EXERCISE DIRECTIONS: Find the string "사육규모" in the data, then copy every line where it is found.

Items from an interface collection:
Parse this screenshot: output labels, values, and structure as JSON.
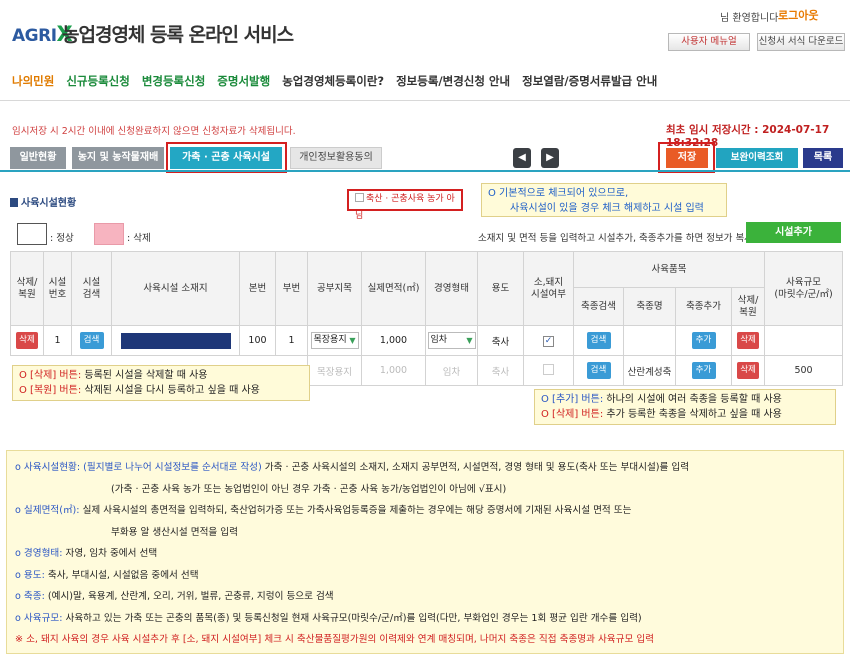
{
  "header": {
    "logo_text": "AGRI",
    "logo_x": "X",
    "title": "농업경영체 등록 온라인 서비스",
    "welcome": "님 환영합니다",
    "logout": "로그아웃",
    "manual_btn": "사용자 메뉴얼",
    "download_btn": "신청서 서식 다운로드"
  },
  "nav": {
    "items": [
      "나의민원",
      "신규등록신청",
      "변경등록신청",
      "증명서발행",
      "농업경영체등록이란?",
      "정보등록/변경신청 안내",
      "정보열람/증명서류발급 안내"
    ]
  },
  "notice": {
    "warning": "임시저장 시 2시간 이내에 신청완료하지 않으면 신청자료가 삭제됩니다.",
    "save_time": "최초 임시 저장시간 : 2024-07-17 18:32:28"
  },
  "tabs": [
    "일반현황",
    "농지 및 농작물재배",
    "가축 · 곤충 사육시설",
    "개인정보활용동의"
  ],
  "toolbar": {
    "prev": "◀",
    "next": "▶",
    "save": "저장",
    "history": "보완이력조회",
    "list": "목록"
  },
  "section": {
    "title": "사육시설현황",
    "nonfarm_check": "축산 · 곤충사육 농가 아님",
    "annot_top_1": "O 기본적으로 체크되어 있으므로,",
    "annot_top_2": "사육시설이 있을 경우 체크 해제하고 시설 입력",
    "legend_normal": ": 정상",
    "legend_deleted": ": 삭제",
    "copy_note": "소재지 및 면적 등을 입력하고 시설추가, 축종추가를 하면 정보가 복사됩니다.",
    "add_facility": "시설추가"
  },
  "table": {
    "headers": {
      "del_restore": "삭제/\n복원",
      "facility_no": "시설\n번호",
      "facility_search": "시설\n검색",
      "location": "사육시설 소재지",
      "main_no": "본번",
      "sub_no": "부번",
      "land_category": "공부지목",
      "actual_area": "실제면적(㎡)",
      "mgmt_type": "경영형태",
      "use": "용도",
      "cattle_pig": "소,돼지\n시설여부",
      "breed_group": "사육품목",
      "breed_search": "축종검색",
      "breed_name": "축종명",
      "breed_add": "축종추가",
      "breed_del": "삭제/\n복원",
      "scale": "사육규모\n(마릿수/군/㎡)"
    },
    "rows": [
      {
        "del": "삭제",
        "no": "1",
        "search": "검색",
        "main_no": "100",
        "sub_no": "1",
        "land": "목장용지",
        "area": "1,000",
        "mgmt": "임차",
        "use": "축사",
        "checked": "✓",
        "b_search": "검색",
        "b_name": "",
        "b_add": "추가",
        "b_del": "삭제",
        "scale": ""
      },
      {
        "del": "",
        "no": "",
        "search": "",
        "main_no": "",
        "sub_no": "",
        "land": "목장용지",
        "area": "1,000",
        "mgmt": "임차",
        "use": "축사",
        "checked": "",
        "b_search": "검색",
        "b_name": "산란계성축",
        "b_add": "추가",
        "b_del": "삭제",
        "scale": "500"
      }
    ]
  },
  "annotations": {
    "left_1_label": "O [삭제] 버튼:",
    "left_1_text": "등록된 시설을 삭제할 때 사용",
    "left_2_label": "O [복원] 버튼:",
    "left_2_text": "삭제된 시설을 다시 등록하고 싶을 때 사용",
    "right_1_label": "O [추가] 버튼:",
    "right_1_text": "하나의 시설에 여러 축종을 등록할 때 사용",
    "right_2_label": "O [삭제] 버튼:",
    "right_2_text": "추가 등록한 축종을 삭제하고 싶을 때 사용"
  },
  "info": {
    "l1_label": "o 사육시설현황:",
    "l1_blue": "(필지별로 나누어 시설정보를 순서대로 작성)",
    "l1_text": "가축 · 곤충 사육시설의 소재지, 소재지 공부면적, 시설면적, 경영 형태 및 용도(축사 또는 부대시설)를 입력",
    "l1b_text": "(가축 · 곤충 사육 농가 또는 농업법인이 아닌 경우 가축 · 곤충 사육 농가/농업법인이 아님에 √표시)",
    "l2_label": "o 실제면적(㎡):",
    "l2_text": "실제 사육시설의 총면적을 입력하되, 축산업허가증 또는 가축사육업등록증을 제출하는 경우에는 해당 증명서에 기재된 사육시설 면적 또는",
    "l2b_text": "부화용 알 생산시설 면적을 입력",
    "l3_label": "o 경영형태:",
    "l3_text": "자영, 임차 중에서 선택",
    "l4_label": "o 용도:",
    "l4_text": "축사, 부대시설, 시설없음 중에서 선택",
    "l5_label": "o 축종:",
    "l5_text": "(예시)말, 육용계, 산란계, 오리, 거위, 벌류, 곤충류, 지렁이 등으로 검색",
    "l6_label": "o 사육규모:",
    "l6_text": "사육하고 있는 가축 또는 곤충의 품목(종) 및 등록신청일 현재 사육규모(마릿수/군/㎡)를 입력(다만, 부화업인 경우는 1회 평균 입란 개수를 입력)",
    "note": "※ 소, 돼지 사육의 경우 사육 시설추가 후 [소, 돼지 시설여부] 체크 시 축산물품질평가원의 이력제와 연계 매칭되며, 나머지 축종은 직접 축종명과 사육규모 입력"
  }
}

ANSWER AREA:
      "scale": "사육규모\n(마릿수/군/㎡)"
    "l6_label": "o 사육규모:",
    "l6_text": "사육하고 있는 가축 또는 곤충의 품목(종) 및 등록신청일 현재 사육규모(마릿수/군/㎡)를 입력(다만, 부화업인 경우는 1회 평균 입란 개수를 입력)",
    "note": "※ 소, 돼지 사육의 경우 사육 시설추가 후 [소, 돼지 시설여부] 체크 시 축산물품질평가원의 이력제와 연계 매칭되며, 나머지 축종은 직접 축종명과 사육규모 입력"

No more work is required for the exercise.